by Kevin Burton
In 1981 Dolly Parton hit number one on both the country and pop charts with the song “9 to 5.”
But which female solo artist was the first to hit those two heights, 13 years before that?
Hint: It’s her birthday today.
The song in question was country to the core. It was played and sung that way. But it had the unmistakable whiff of the rock and roll mentality as it skewered the hypocrisy of the local establishment.
From the song came a movie in 1976 and a TV series in the early 80s. Another hint: Barbara Eden starred in both of those.
This singer did not have a career with anything close to the staying power of Parton’s. But she was briefly about as hot as you can get.
The artist was born Jeanne Carolyn Stephenson 76 years ago today. As a teenager she married Mickey Riley, according to Wikipedia. At 23, under the name Jeannie C. Riley, she released “Harper Valley PTA” on Plantation Records.
You know the song I’m sure. It’s about a widow with modern, late 60s sensibilities living in a conservative rural area, raising the ire and the blood pressure of the locals by wearing her dresses “way too high.”
The local PTA sends her a disapproving letter, delivered by her daughter no less. Her reaction/revenge is to burst into a board meeting and reveal in detail, the sins of some of her tormenters.
It was a song very much in tune with its times. One line “This is just a little Peyton place” makes reference to a television show about a corrupt town with a lot of secrets.
The song’s final line, which sends it soaring over the moon, was a last-minute addition. The line is “the day my mama socked it to the Harper Valley PTA.”
“Sock it to me” was a catchphrase of the day made widely popular by NBC’s hit comedy series “Rowan and Martin’s Laugh In.”
According to Shelby Singleton, producer of Riley’s record, this line was changed at the last minute, at his wife’s suggestion.
Riley nailed the line and the line in turn nailed the late 60s zeitgeist.
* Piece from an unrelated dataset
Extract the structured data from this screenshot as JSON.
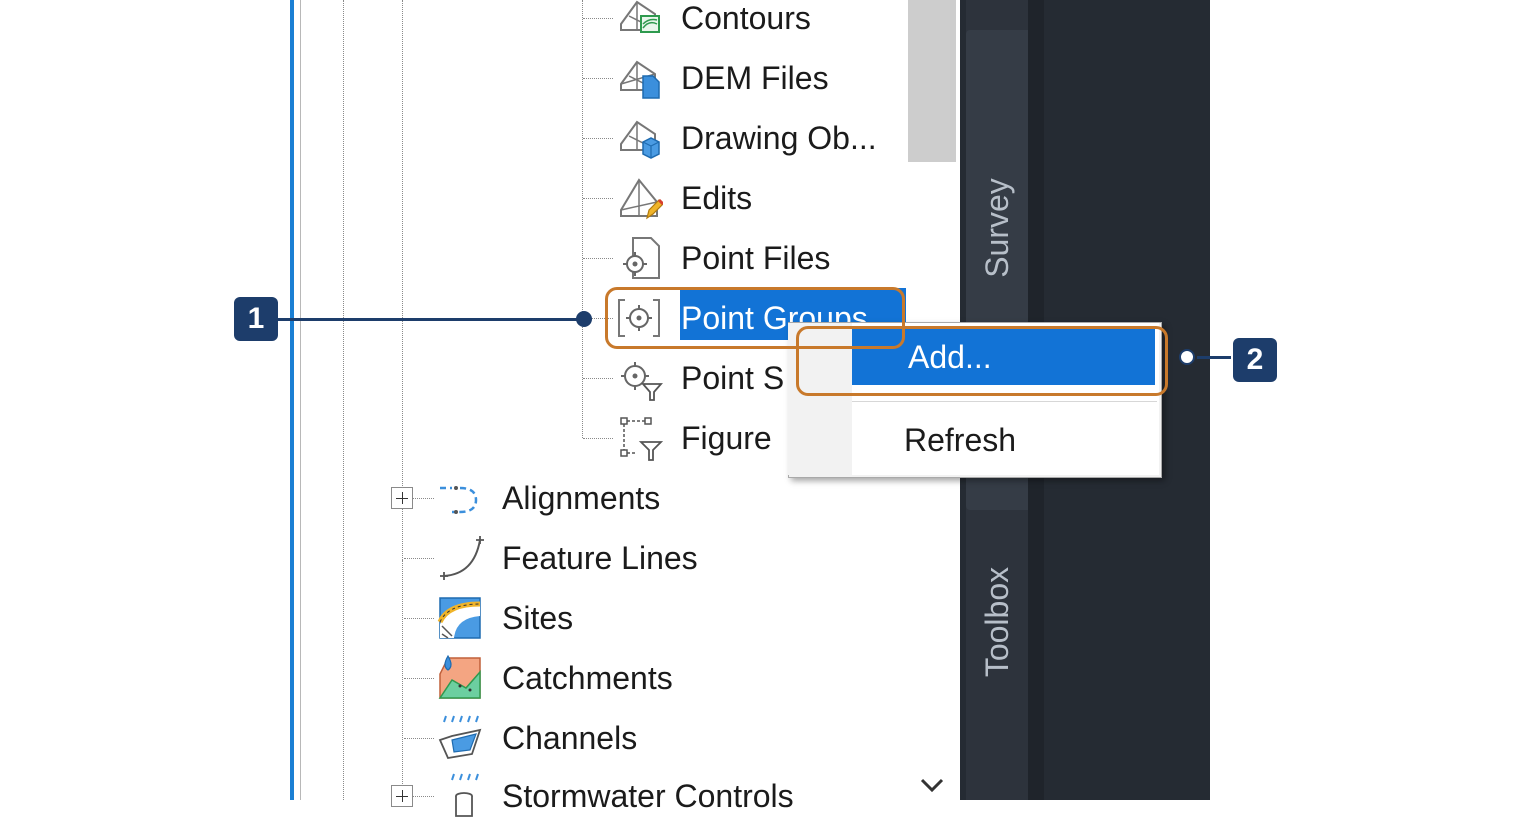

Both Riley and her debut song were overnight sensations. She won the Grammy for best female country vocal performance and Harper Valley PTA was the Country Music Association’s song of the year.
“Riley also became one of the few country artists ever nominated in the major pop Grammy categories of “Best New Artist” and “Record of the Year,” according to Wikipedia.
Harper Valley PTA sold more than 5.5 million copies worldwide and was awarded a gold record by R.I.A.A. just four weeks after its release. The album of the same name sold more than one million units to gain a further gold disc for Riley.
“The song was a phenomenon which led to Riley making country music history in 1969 as the first female vocalist to have her own major network variety special, Harper Valley U.S.A., which she hosted along with Jerry Reed and which featured performances by Mel Tillis and the song’s writer, Tom T. Hall,” according to Wikipedia.
Hall, said he wrote the song after witnessing a similar scenario growing up in Olive Hill Kentucky. “In the mid-1940s the mother of one of Hall’s classmates had drawn the ire of local school board members for her modern ways, and the school was taking out their frustrations on her daughter,” reads the Wikipedia entry. “The mother gave a verbal tongue-lashing at the school, an iconoclastic move that was unheard of at the time.”
Riley had five more top ten country hits between 1968 and 1971 but never again dented the pop top 40.
“In 1984 Riley recorded a sequel song, “Return to Harper Valley,” also written by hall, according to Wikipedia. That song failed to chart.
“In the sequel, Riley sings as Mrs. Johnson who is now a grandmother. She observes that some townsfolk conquered their vices while others did not.”
Her later years have been characterized by divorce and sometimes severe depression. But she became a born-again Christian in the mid-1970s, so she has much to look forward to.